> **Description of the task**
Show only those lines of the entries where the string "Insert" is found.

:: Information

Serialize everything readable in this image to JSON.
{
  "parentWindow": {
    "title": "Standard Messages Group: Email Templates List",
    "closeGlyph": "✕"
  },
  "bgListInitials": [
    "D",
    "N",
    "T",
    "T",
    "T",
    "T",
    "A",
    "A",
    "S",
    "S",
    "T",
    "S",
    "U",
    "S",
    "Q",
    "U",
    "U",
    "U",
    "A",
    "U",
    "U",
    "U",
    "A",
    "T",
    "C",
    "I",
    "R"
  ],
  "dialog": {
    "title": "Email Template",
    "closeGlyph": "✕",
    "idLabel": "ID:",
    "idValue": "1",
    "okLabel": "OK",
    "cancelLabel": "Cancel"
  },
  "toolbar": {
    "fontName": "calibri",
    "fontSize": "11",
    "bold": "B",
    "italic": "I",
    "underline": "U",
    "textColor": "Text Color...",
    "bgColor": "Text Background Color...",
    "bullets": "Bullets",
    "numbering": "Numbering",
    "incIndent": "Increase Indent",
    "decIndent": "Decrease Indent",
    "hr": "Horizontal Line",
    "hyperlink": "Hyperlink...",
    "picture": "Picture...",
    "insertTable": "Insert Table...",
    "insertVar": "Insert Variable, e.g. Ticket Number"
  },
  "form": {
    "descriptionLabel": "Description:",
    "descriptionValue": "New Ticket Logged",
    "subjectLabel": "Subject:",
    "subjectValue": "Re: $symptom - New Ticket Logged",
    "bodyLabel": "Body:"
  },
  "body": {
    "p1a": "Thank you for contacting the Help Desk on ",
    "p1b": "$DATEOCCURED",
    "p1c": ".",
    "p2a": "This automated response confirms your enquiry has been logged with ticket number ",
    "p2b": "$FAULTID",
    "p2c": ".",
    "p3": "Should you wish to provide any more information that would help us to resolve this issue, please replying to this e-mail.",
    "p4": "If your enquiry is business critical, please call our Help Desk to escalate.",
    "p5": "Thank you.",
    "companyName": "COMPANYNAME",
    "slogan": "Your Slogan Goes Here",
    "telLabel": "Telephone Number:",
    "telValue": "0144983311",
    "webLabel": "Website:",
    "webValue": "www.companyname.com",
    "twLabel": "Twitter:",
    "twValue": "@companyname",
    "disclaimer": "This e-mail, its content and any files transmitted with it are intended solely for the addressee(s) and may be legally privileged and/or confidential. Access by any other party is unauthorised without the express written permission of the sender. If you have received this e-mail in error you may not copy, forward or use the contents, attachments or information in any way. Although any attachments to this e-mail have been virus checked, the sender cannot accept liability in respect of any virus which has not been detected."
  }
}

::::

> **Reply to the task**
    "insertTable": "Insert Table...",
    "insertVar": "Insert Variable, e.g. Ticket Number"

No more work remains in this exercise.